No, a walk-in shower does not count as a full bath. While some people may consider a shower to be the most important feature of a bathroom, there are actually four elements that are required in order for a bathroom to be considered a full bath. These elements are a sink, a bathtub, a toilet, and a shower.
If a bathroom is missing any of these elements, it cannot be considered a full bath. Even if it has a luxurious walk-in shower with all the bells and whistles, it still won’t meet the criteria. This is important to keep in mind if you’re thinking about renovating your bathroom and want to ensure that it has all the necessary features.
Of course, just because a walk-in shower doesn’t count as a full bath doesn’t mean that it isn’t a great feature to have in your home. Walk-in showers can be stylish, modern, and luxurious, and they can be a great way to upgrade your bathroom and make it more functional. Just be aware that if you do decide to install a walk-in shower, you’ll need to make sure that your bathroom also has a sink, a bathtub, and a toilet if you want it to be considered a full bath.
Defining Full Bath in Residential Spaces

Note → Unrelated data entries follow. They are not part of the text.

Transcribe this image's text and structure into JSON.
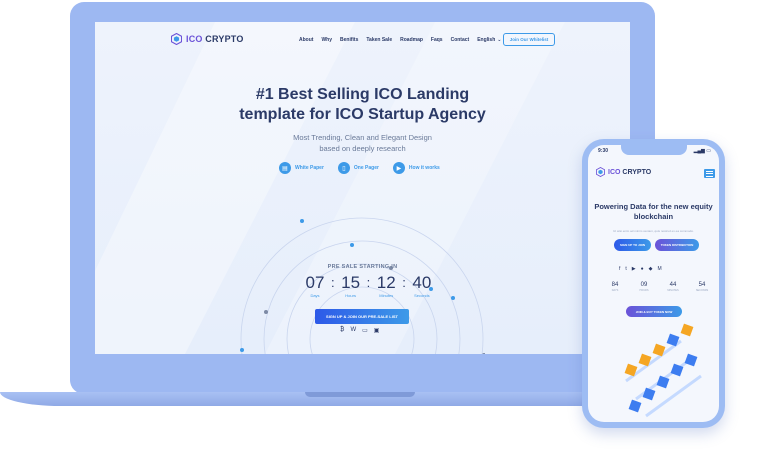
{
  "site": {
    "logo": {
      "brand_ico": "ICO",
      "brand_rest": " CRYPTO"
    },
    "nav": {
      "items": [
        "About",
        "Why",
        "Benifits",
        "Taken Sale",
        "Roadmap",
        "Faqs",
        "Contact"
      ],
      "language": "English",
      "whitelist_button": "Join Our Whitelist"
    },
    "hero": {
      "title_line1": "#1 Best Selling ICO Landing",
      "title_line2": "template for ICO Startup Agency",
      "subtitle_line1": "Most Trending, Clean and Elegant Design",
      "subtitle_line2": "based on deeply research",
      "links": [
        {
          "label": "White Paper",
          "icon": "document-icon"
        },
        {
          "label": "One Pager",
          "icon": "page-icon"
        },
        {
          "label": "How it works",
          "icon": "play-icon"
        }
      ]
    },
    "countdown": {
      "label": "PRE SALE STARTING IN",
      "days": "07",
      "hours": "15",
      "minutes": "12",
      "seconds": "40",
      "days_label": "Days",
      "hours_label": "Hours",
      "minutes_label": "Minutes",
      "seconds_label": "Seconds"
    },
    "cta_button": "SIGN UP & JOIN OUR PRE-SALE LIST",
    "payment_icons": [
      "bitcoin-icon",
      "wallet-icon",
      "card-icon",
      "card-alt-icon"
    ]
  },
  "phone": {
    "status_time": "9:30",
    "logo": {
      "brand_ico": "ICO",
      "brand_rest": " CRYPTO"
    },
    "title_line1": "Powering Data for the new equity",
    "title_line2": "blockchain",
    "description": "Ut wisi enim ad minim veniam, quis nostrud ex ea commodo.",
    "buttons": [
      "SIGN UP TO JOIN",
      "TOKEN DISTRIBUTION"
    ],
    "social_icons": [
      "facebook-icon",
      "twitter-icon",
      "youtube-icon",
      "github-icon",
      "bitbucket-icon",
      "medium-icon"
    ],
    "countdown": [
      {
        "num": "84",
        "label": "DAYS"
      },
      {
        "num": "09",
        "label": "HOURS"
      },
      {
        "num": "44",
        "label": "MINUTES"
      },
      {
        "num": "54",
        "label": "SECONDS"
      }
    ],
    "cta_button": "JOIN & BUY TOKEN NOW"
  },
  "colors": {
    "device_blue": "#9db8f2",
    "brand_purple": "#6b52d8",
    "accent_blue": "#3d9ae8",
    "text_dark": "#2b3a67",
    "block_orange": "#f5a623",
    "block_blue": "#3d7df0"
  }
}
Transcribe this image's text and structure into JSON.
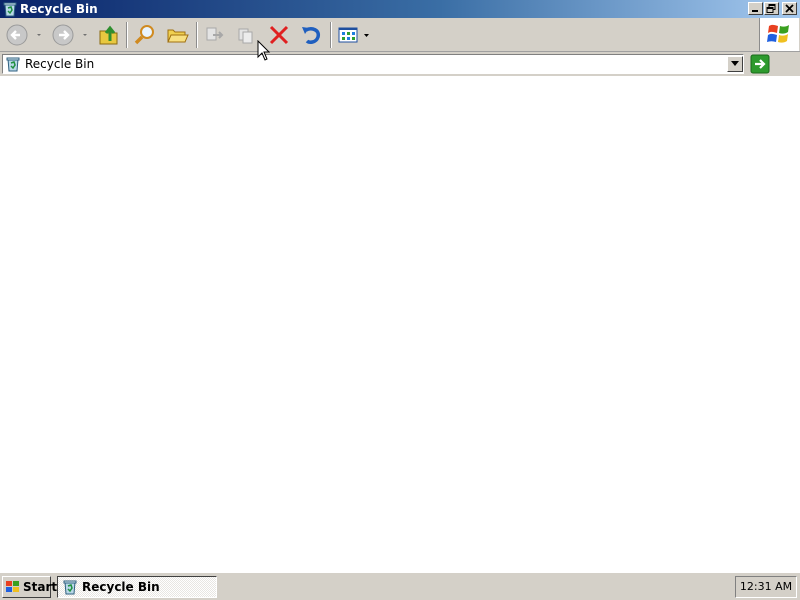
{
  "window": {
    "title": "Recycle Bin",
    "title_icon": "recycle-bin-icon"
  },
  "toolbar": {
    "buttons": [
      {
        "name": "back",
        "icon": "back-arrow-icon",
        "enabled": false
      },
      {
        "name": "forward",
        "icon": "forward-arrow-icon",
        "enabled": false
      },
      {
        "name": "up",
        "icon": "folder-up-icon",
        "enabled": true
      },
      {
        "name": "search",
        "icon": "search-icon",
        "enabled": true
      },
      {
        "name": "folders",
        "icon": "folders-icon",
        "enabled": true
      },
      {
        "name": "move-to",
        "icon": "move-to-icon",
        "enabled": false
      },
      {
        "name": "copy-to",
        "icon": "copy-to-icon",
        "enabled": false
      },
      {
        "name": "delete",
        "icon": "delete-x-icon",
        "enabled": true
      },
      {
        "name": "undo",
        "icon": "undo-icon",
        "enabled": true
      },
      {
        "name": "views",
        "icon": "views-icon",
        "enabled": true
      }
    ],
    "brand_icon": "windows-logo-icon"
  },
  "address": {
    "value": "Recycle Bin",
    "icon": "recycle-bin-icon",
    "go_icon": "go-arrow-icon"
  },
  "taskbar": {
    "start_label": "Start",
    "task_label": "Recycle Bin",
    "clock": "12:31 AM"
  },
  "colors": {
    "titlebar_start": "#0a246a",
    "titlebar_end": "#a6caf0",
    "face": "#d4d0c8",
    "delete_red": "#e02020",
    "undo_blue": "#1f5fbf",
    "go_green": "#2e9a2e"
  }
}
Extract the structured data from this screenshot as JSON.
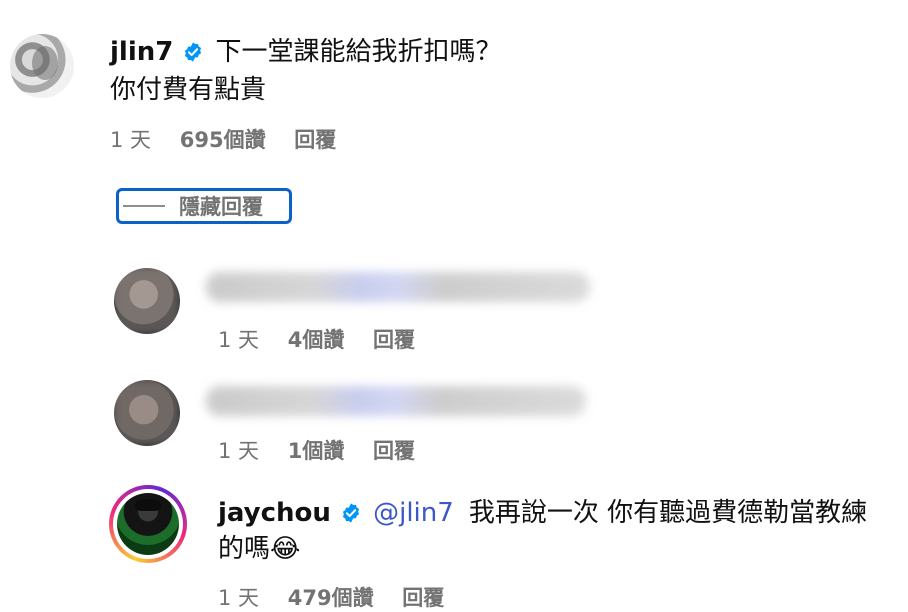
{
  "comments": [
    {
      "username": "jlin7",
      "verified": true,
      "text_line1": "下一堂課能給我折扣嗎？",
      "text_line2": "你付費有點貴",
      "time": "1 天",
      "likes": "695個讚",
      "reply": "回覆"
    },
    {
      "username": "jaychou",
      "verified": true,
      "mention": "@jlin7",
      "text_line1": "我再說一次 你有聽過費德勒當教練",
      "text_line2": "的嗎😂",
      "time": "1 天",
      "likes": "479個讚",
      "reply": "回覆"
    }
  ],
  "hide_replies": "隱藏回覆",
  "redacted_replies": [
    {
      "time": "1 天",
      "likes": "4個讚",
      "reply": "回覆"
    },
    {
      "time": "1 天",
      "likes": "1個讚",
      "reply": "回覆"
    }
  ],
  "colors": {
    "verified_blue": "#0095f6",
    "mention_blue": "#3d57c9",
    "meta_gray": "#737373",
    "focus_outline": "#0a62c9"
  }
}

A full bath is a bathroom that contains all the necessary bathroom fixtures and elements required to meet the International Residential Code (IRC) requirements. The IRC is an essential component of every residential building code that is enacted by local authorities. The code specifies the minimum requirements for construction standards, including the minimum number of bathroom fixtures necessary for each home. A full bath, therefore, has to meet the requirements for all four fixtures; a sink, a bathtub, a toilet, and a shower.
The IRC standard applies to all the bathrooms in a residential property, but it’s the full bath that’s essential. The full bathroom is more attractive to homebuyers because it offers more convenience and luxury. It’s an essential feature of any home, and failure to meet the minimum requirements can result in a reduced value of the property.
Why a Walk-in Shower Is Not a Full Bath
A walk-in shower is a fixture that has become popular in modern bathrooms because it provides more convenience and ease of access compared to a traditional bathtub and shower combination. However, even though a walk-in shower offers these benefits, it doesn’t satisfy the requirements of a full bath. A walk-in shower is just one fixture, and it doesn’t provide the required combination of all four bathroom fixtures.
Since a walk-in shower doesn’t offer all the necessary bathroom fixtures, it can’t be considered a full bath. Even if a bathroom contains multiple walk-in showers, it is still not a full bath, and it won’t meet the minimum requirements according to the IRC code.
Elements of a Full Bath
A full bath contains all the necessary bathroom fixtures required by the IRC code. The four important fixtures that make up a full bath are:
Sink: A full bath must contain a sink or basin, with hot and cold water supply.
Toilet: A toilet must be present in a full bath, and it should be in good working condition.
Bathtub: A full bath should have a bathtub, which provides a relaxing and therapeutic soak.
Shower: A shower is an essential part of a full bath because it provides a quick and convenient way to clean the body.
All four of these bathroom fixtures must be present for a bathroom to be considered a full bath.
Advantages of a Walk-in Shower
While a walk-in shower cannot be considered a full bath, it’s still an appealing and functional fixture that offers several benefits. Some of these advantages include:
- Walk-in showers are very accessible, and they provide an excellent option for individuals with mobility issues
- Walk-in showers are easy to clean, and they are low maintenance compared to traditional bathtubs
- Walk-in showers offer a luxurious and spa-like experience, which can enhance the overall bathroom design and experience
- Walk-in showers are a great option for smaller bathrooms, as they occupy less space than traditional bathtub and shower combinations
Adding a Walk-in Shower to a Full Bath
There are instances when homeowners wish to add a walk-in shower to their full bath. In such cases, it’s essential to ensure that the full bath’s requirements are still met once the walk-in shower is added. If the bathroom already meets the minimum requirement for all four fixtures, the addition of a walk-in shower won’t affect the full bath classification.
However, if the addition of a walk-in shower results in the removal of a bathtub, the bathroom will no longer qualify as a full bath. In such instances, homeowners should consider redesigning the bathroom to ensure that the minimum requirements for a full bath are not affected.
Downsides of Having a Full Bath Instead of a Walk-in Shower
While a full bath is more attractive to homebuyers, it could still have some downsides. Some of the disadvantages include:
- Full baths are expensive to install, maintain, and repair compared to a walk-in shower
- Full baths occupy more space compared to walk-in showers
- Full baths consume more water compared to walk-in showers
- Full baths may not be suitable for individuals with mobility issues or disabilities
In conclusion, a walk-in shower is not considered a full bath because it does not provide all the four bathroom fixtures required according to the IRC code. While a full bath is more attractive to homebuyers, a walk-in shower still provides several benefits, including accessibility, low maintenance, and luxurious experience. Homeowners who wish to add a walk-in shower to their full bath should ensure that the bathroom still meets the minimum requirements for a full bath according to the IRC code.